DeFreese v. BeasleyAnnotate this Case
114 Ga. App. 832 (1966)
152 S.E.2d 772
DEFREESE et al. v. BEASLEY.
Court of Appeals of Georgia.
Submitted October 5, 1966.
Decided December 5, 1966.
Rehearing Denied December 19, 1966.
Merritt & Pruitt, J. Ray Merritt, for appellants.
Duncan & Wall, R. F. Duncan, for appellee.
This is an action by Walter v. Beasley against Samuel J. DeFreese and Marsha Jean DeFreese, husband and wife, for professional services rendered as an attorney in obtaining a parole for the husband, a physician who was serving a sentence in the United States prison at Tallahassee, Fla., on convictions of improperly dispensing dangerous drugs. Count 1, as amended, is for $5,000 as the fee agreed upon for professional services, and Count 2 is for $5,000 as the reasonable value of the professional services rendered. The jury found for the plaintiff for $5,000, and defendants appeal to this court, asserting errors by the trial court in excluding documentary evidence and in refusing to grant a mistrial because of the remarks of counsel to the jury.
The first seven enumerated errors relate to the refusal of the trial court to admit in evidence various letters and excerpts from them. Exhibit No. 11 (Error No. 1) was identified by the writer, another physician, who had agreed to employ defendant, Samuel J. DeFreese, upon his release from prison. It is the retained copy of a letter dated September 26, 1961, addressed to Samuel J. DeFreese, which the witness showed to plaintiff when plaintiff visited him sometime before Christmas 1961. The content of the letter is not disclosed in the record. Exhibit No. 4 (Error No. 2), Exhibit No. 7 (Error No. 4), and Exhibit No. 8 (Errors Nos. 3 and 6) are identified by Samuel J. DeFreese as letters which he wrote to Marsha Jean DeFreese in October, November, and December, 1961. These letters contain statements to the effect that he doubted the possibility of a parole before April, 1962, that he was concerned about the fee plaintiff would charge, that plaintiff's demands were exorbitant, that he was dissatisfied because plaintiff did not obtain a speedy parole for him, and that his wife should not under any circumstances make any promises or sign anything. Marsha Jean DeFreese identified some of these letters as having been shown to plaintiff. Exhibit No. 5 (Error No. 5) and Exhibit No. 6 (Error No. 7) are identified by defendant, Samuel J. DeFreese, as letters dated December 14, 1961, and January 4, 1962, which he wrote to the physician who had agreed to employ him. In the letters he expressed his displeasure with plaintiff's demand for $5,000, stated he considered anything over $1,000 as excessive, and *833 mentioned that plaintiff assured him of a quick parole, meaning before Christmas 1961. The remaining three enumerated errors relate to remarks of counsel in closing argument that defendant, Samuel J. DeFreese, had caused other people to become addicted to harmful drugs and that children in the jurisdiction of the court were addicted to drugs on account of the conduct of the defendant, and remarks about poisonous moonshine whisky. Held:

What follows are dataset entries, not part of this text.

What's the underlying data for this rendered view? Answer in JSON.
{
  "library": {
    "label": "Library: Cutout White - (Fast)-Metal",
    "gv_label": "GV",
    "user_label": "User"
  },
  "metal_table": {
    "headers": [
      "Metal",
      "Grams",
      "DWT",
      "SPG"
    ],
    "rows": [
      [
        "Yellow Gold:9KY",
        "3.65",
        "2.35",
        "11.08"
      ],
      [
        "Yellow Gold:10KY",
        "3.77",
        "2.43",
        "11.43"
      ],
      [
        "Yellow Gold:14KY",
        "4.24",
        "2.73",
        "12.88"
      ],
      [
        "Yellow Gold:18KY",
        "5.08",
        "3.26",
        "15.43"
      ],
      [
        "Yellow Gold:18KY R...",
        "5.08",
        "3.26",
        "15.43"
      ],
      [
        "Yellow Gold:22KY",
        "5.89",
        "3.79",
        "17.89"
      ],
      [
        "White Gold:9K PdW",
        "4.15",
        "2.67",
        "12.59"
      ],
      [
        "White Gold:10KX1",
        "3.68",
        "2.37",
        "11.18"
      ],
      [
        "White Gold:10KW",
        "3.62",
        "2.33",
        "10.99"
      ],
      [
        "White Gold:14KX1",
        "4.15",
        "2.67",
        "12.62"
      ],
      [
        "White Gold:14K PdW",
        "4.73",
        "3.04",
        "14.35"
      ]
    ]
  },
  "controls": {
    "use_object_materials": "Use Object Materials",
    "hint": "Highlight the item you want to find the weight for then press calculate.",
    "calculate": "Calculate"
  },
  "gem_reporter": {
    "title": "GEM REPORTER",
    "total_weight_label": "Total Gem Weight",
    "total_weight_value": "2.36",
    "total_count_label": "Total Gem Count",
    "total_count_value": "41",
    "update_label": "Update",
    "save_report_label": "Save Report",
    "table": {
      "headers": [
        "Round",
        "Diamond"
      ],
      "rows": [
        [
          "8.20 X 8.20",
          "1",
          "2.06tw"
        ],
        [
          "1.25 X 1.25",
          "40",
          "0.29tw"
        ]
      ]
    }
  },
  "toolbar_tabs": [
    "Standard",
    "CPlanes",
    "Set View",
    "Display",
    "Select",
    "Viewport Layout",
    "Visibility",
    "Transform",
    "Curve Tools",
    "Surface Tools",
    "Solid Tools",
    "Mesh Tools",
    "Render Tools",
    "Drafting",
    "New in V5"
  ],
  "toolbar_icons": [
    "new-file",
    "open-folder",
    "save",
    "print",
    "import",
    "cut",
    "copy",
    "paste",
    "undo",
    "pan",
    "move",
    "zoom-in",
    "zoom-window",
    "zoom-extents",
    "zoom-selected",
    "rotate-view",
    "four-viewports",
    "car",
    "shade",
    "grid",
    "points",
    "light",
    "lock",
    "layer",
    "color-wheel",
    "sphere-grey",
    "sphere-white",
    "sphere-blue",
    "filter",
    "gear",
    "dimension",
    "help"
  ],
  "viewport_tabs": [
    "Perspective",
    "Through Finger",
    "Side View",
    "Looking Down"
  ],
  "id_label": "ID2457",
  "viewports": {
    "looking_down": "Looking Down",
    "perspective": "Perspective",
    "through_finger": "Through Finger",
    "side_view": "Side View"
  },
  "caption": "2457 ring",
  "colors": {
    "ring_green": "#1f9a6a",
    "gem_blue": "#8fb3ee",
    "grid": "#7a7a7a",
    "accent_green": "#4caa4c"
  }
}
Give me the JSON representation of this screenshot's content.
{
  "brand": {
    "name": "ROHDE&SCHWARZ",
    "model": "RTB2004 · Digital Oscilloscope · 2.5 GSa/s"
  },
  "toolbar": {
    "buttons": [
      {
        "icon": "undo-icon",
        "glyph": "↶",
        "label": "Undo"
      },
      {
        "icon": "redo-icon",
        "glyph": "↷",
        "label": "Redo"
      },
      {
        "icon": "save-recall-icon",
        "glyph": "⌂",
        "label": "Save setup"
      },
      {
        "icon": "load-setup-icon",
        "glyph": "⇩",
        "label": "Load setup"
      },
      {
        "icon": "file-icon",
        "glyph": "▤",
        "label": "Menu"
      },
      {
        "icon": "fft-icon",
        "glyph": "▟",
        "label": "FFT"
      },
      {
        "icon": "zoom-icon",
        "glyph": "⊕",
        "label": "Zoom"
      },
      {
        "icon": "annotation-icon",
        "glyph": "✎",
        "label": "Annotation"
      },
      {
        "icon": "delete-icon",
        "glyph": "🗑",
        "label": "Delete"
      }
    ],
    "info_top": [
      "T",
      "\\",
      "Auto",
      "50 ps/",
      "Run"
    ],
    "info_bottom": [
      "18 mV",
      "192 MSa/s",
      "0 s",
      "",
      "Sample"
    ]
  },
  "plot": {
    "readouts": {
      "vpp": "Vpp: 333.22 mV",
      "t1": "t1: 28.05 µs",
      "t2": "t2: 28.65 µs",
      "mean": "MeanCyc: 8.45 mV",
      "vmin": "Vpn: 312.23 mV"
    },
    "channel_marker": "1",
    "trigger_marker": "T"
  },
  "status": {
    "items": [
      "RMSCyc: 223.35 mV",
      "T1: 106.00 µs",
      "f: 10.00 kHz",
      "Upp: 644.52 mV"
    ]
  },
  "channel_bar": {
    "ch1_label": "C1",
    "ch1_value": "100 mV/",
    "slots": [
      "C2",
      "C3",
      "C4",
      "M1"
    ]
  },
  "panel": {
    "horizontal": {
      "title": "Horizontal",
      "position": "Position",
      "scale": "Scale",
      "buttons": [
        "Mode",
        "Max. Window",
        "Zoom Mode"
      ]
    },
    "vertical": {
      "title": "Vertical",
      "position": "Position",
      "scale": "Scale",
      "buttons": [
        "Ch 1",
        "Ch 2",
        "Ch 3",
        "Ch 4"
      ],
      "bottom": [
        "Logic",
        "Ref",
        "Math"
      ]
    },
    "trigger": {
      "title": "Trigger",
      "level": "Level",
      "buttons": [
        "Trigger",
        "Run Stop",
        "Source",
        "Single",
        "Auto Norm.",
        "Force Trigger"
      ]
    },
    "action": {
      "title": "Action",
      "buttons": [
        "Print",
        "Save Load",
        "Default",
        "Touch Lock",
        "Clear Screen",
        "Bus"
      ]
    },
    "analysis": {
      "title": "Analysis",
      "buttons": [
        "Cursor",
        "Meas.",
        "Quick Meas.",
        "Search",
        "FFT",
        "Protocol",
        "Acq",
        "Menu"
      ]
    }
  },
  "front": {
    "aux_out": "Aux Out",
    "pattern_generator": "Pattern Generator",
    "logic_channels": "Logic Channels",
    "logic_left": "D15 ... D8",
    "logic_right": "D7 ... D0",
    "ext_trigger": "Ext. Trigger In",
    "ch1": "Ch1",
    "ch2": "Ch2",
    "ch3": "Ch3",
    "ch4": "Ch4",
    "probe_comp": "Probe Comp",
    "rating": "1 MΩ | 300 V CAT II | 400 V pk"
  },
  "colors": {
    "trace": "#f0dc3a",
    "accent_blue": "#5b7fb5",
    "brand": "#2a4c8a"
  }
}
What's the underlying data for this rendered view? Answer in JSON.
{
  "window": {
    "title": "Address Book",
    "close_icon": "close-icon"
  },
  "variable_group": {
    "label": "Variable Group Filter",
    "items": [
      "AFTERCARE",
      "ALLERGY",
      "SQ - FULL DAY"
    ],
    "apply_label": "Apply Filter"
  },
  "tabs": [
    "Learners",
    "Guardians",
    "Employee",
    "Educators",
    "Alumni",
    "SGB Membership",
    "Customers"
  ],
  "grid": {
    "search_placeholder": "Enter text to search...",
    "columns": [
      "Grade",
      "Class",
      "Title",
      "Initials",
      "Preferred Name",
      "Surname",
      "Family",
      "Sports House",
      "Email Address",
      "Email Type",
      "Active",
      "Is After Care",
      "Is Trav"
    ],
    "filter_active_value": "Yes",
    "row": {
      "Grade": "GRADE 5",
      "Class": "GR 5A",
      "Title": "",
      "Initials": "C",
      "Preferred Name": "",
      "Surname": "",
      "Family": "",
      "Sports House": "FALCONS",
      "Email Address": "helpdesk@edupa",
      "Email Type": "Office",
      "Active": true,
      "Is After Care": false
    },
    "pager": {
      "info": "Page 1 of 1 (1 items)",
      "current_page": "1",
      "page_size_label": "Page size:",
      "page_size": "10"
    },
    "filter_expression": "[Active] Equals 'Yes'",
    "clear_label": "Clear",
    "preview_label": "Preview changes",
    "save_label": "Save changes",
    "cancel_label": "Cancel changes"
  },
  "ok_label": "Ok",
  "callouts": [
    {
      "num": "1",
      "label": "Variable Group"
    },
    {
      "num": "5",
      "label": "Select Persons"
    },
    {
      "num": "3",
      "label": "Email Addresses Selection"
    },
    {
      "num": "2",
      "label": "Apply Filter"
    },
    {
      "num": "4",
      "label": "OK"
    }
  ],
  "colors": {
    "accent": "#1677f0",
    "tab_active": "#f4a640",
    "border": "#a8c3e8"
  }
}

1. The trial court did not err in excluding a letter written by a third party and addressed to a defendant which is not shown to be relevant to the issues being tried. Code § 38-201.
2. The trial court did not err in excluding letters from one defendant to the other and from one defendant to a third party, the contents of which consist primarily of self-serving declarations expressing dissatisfaction with the services performed by the plaintiff and concern about the amount of the fee. Noble v. Burney, 124 Ga. 960, 962 (53 SE 463); McNamara v. Georgia Cotton Co., 10 Ga. App. 669, 674 (73 SE 1092).
3. Under the circumstances disclosed by this case the trial court erred, upon timely objection of defendant's counsel, in failing to rebuke plaintiff's counsel for his improper and prejudicial remarks about the use of drugs and poisonous moonshine whisky, and in not endeavoring, by needful and proper instructions, to remove the improper impression such remarks may have created in the minds of the jurors, or, if the ill effect of the improper argument could not have been erased by this procedure, a mistrial should have been granted. Code § 81-1009; Georgia Power Co. v. Puckett, 181 Ga. 386 (3, 4) (182 SE 384); Brown v. State, 110 Ga. App. 401 (138 SE2d 741).
Judgment reversed. Bell, P. J., and Eberhardt, J., concur.